I’ll end here with an excerpt from The Open Society and its Enemies, by philosopher of science Karl Popper who clearly had political religions like Communism in mind:
They also believe that they have discovered laws of history which enable them to prophesy the course of historical events… This prophetic wisdom is harmful,… the metaphysics of history impede the application of the piecemeal methods of science to the problems of social reform…. There are some social philosophies which… preach the impotence of reason in social life… Why do all these social philosophies support the revolt against civilization? And what is the secret of their popularity?
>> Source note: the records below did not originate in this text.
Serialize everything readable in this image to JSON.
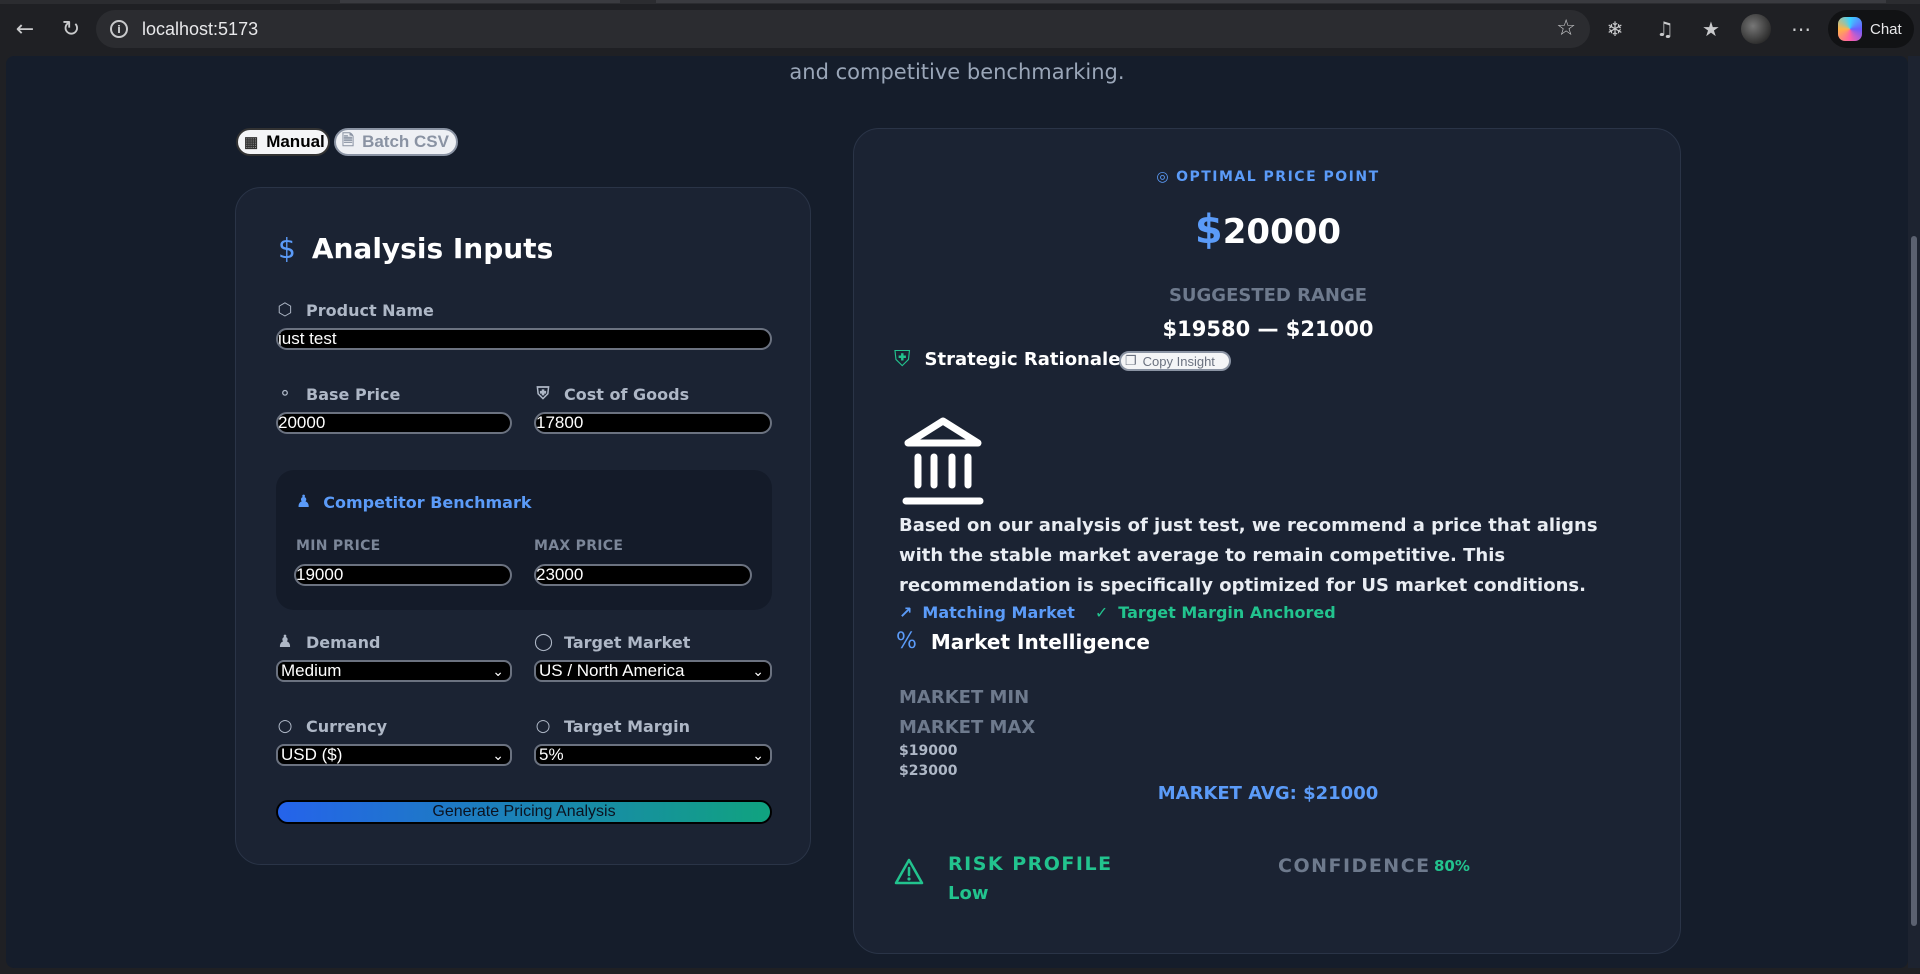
{
  "browser": {
    "url": "localhost:5173",
    "chat_label": "Chat"
  },
  "page": {
    "subtitle": "and competitive benchmarking."
  },
  "mode_toggle": {
    "manual_label": "Manual",
    "batch_label": "Batch CSV"
  },
  "inputs": {
    "title": "Analysis Inputs",
    "product_name_label": "Product Name",
    "product_name_value": "just test",
    "base_price_label": "Base Price",
    "base_price_value": "20000",
    "cost_label": "Cost of Goods",
    "cost_value": "17800",
    "benchmark_title": "Competitor Benchmark",
    "min_price_label": "MIN PRICE",
    "min_price_value": "19000",
    "max_price_label": "MAX PRICE",
    "max_price_value": "23000",
    "demand_label": "Demand",
    "demand_value": "Medium",
    "market_label": "Target Market",
    "market_value": "US / North America",
    "currency_label": "Currency",
    "currency_value": "USD ($)",
    "margin_label": "Target Margin",
    "margin_value": "5%",
    "generate_label": "Generate Pricing Analysis"
  },
  "result": {
    "optimal_label": "OPTIMAL PRICE POINT",
    "currency_symbol": "$",
    "optimal_price": "20000",
    "range_label": "SUGGESTED RANGE",
    "range_value": "$19580 — $21000",
    "rationale_title": "Strategic Rationale",
    "copy_label": "Copy Insight",
    "rationale_text": "Based on our analysis of just test, we recommend a price that aligns with the stable market average to remain competitive. This recommendation is specifically optimized for US market conditions.",
    "tag_market": "Matching Market",
    "tag_margin": "Target Margin Anchored",
    "intel_title": "Market Intelligence",
    "market_min_label": "MARKET MIN",
    "market_max_label": "MARKET MAX",
    "market_min_value": "$19000",
    "market_max_value": "$23000",
    "market_avg": "MARKET AVG: $21000",
    "risk_label": "RISK PROFILE",
    "risk_value": "Low",
    "confidence_label": "CONFIDENCE",
    "confidence_value": "80%"
  },
  "colors": {
    "accent_blue": "#5b9bf8",
    "accent_green": "#22c38e",
    "card_bg": "#1b2333",
    "page_bg": "#151d2b"
  }
}
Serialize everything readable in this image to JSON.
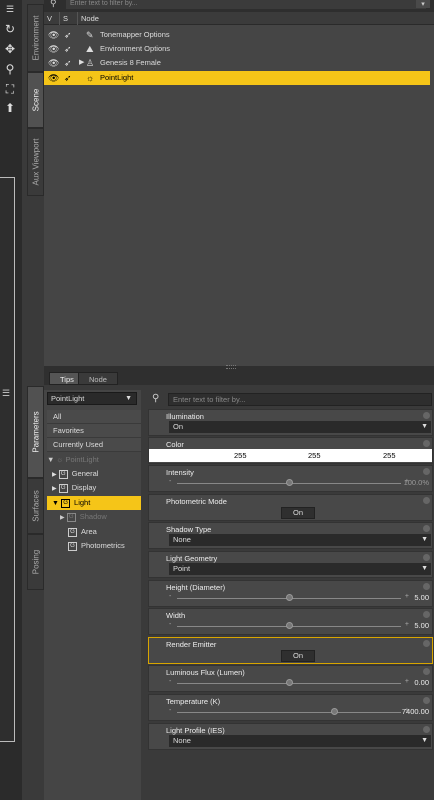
{
  "scene": {
    "filter_placeholder": "Enter text to filter by...",
    "columns": {
      "v": "V",
      "s": "S",
      "node": "Node"
    },
    "rows": [
      {
        "label": "Tonemapper Options",
        "selected": false
      },
      {
        "label": "Environment Options",
        "selected": false
      },
      {
        "label": "Genesis 8 Female",
        "selected": false,
        "expandable": true
      },
      {
        "label": "PointLight",
        "selected": true
      }
    ]
  },
  "vertical_tabs": {
    "environment": "Environment",
    "scene": "Scene",
    "aux_viewport": "Aux Viewport",
    "parameters": "Parameters",
    "surfaces": "Surfaces",
    "posing": "Posing"
  },
  "bottom_tabs": {
    "tips": "Tips",
    "node": "Node"
  },
  "params": {
    "node_dropdown": "PointLight",
    "categories": [
      "All",
      "Favorites",
      "Currently Used"
    ],
    "tree": {
      "root": "PointLight",
      "general": "General",
      "display": "Display",
      "light": "Light",
      "shadow": "Shadow",
      "area": "Area",
      "photometrics": "Photometrics"
    },
    "filter_placeholder": "Enter text to filter by...",
    "properties": {
      "illumination": {
        "label": "Illumination",
        "value": "On"
      },
      "color": {
        "label": "Color",
        "r": "255",
        "g": "255",
        "b": "255"
      },
      "intensity": {
        "label": "Intensity",
        "value": "100.0%",
        "level": 0.5
      },
      "photometric_mode": {
        "label": "Photometric Mode",
        "button": "On"
      },
      "shadow_type": {
        "label": "Shadow Type",
        "value": "None"
      },
      "light_geometry": {
        "label": "Light Geometry",
        "value": "Point"
      },
      "height": {
        "label": "Height (Diameter)",
        "value": "5.00",
        "level": 0.5
      },
      "width": {
        "label": "Width",
        "value": "5.00",
        "level": 0.5
      },
      "render_emitter": {
        "label": "Render Emitter",
        "button": "On"
      },
      "luminous_flux": {
        "label": "Luminous Flux (Lumen)",
        "value": "0.00",
        "level": 0.5
      },
      "temperature": {
        "label": "Temperature (K)",
        "value": "7400.00",
        "level": 0.71
      },
      "light_profile": {
        "label": "Light Profile (IES)",
        "value": "None"
      }
    }
  },
  "colors": {
    "accent": "#f5c518",
    "panel": "#3a3a3a"
  }
}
Why do they attract and seduce so many intellectuals? I am inclined to think that the reason is that they give expression to a deep-felt dissatisfaction with a world which does not, and cannot, live up to our moral ideals and to our dreams of perfection. The tendency of historicism (and of related views) to support the revolt against civilization may be due to the fact that historicism itself is, largely, a reaction against the strain of our civilization and its demand for personal responsibility.
- Popper, K. (1966). The open society and its enemies (5th edition). Princeton University Press. http://books.google.com/books?hl=en&lr=&id=qmen4jpgL9AC&oi=fnd&pg=PA423&dq=The+open+society+and+its+enemies&ots=WVmXCPQo9R&sig=7xsUcRbmqfdBJT2wu1tc1qHpHIY
- Sacerdote, B. (2017). Fifty years of growth in American consumption, income, and wages. In NBER Working Paper Series. http://www.nber.org/papers/w23292NATIONAL
- Strain, M. R. (2019). The link between wages and productivity is strong. https://www.aspeninstitute.org/wp-content/uploads/2019/01/3.2-Pgs.-168-179-The-Link-Between-Wages-and-Productivity-is-Strong.pdf
- Stansbury, A. M., & Summers, L. H. (2017). Productivity and pay: Is the link broken? In NBER Working Paper Series. https://www.nber.org/system/files/working_papers/w24165/w24165.pdf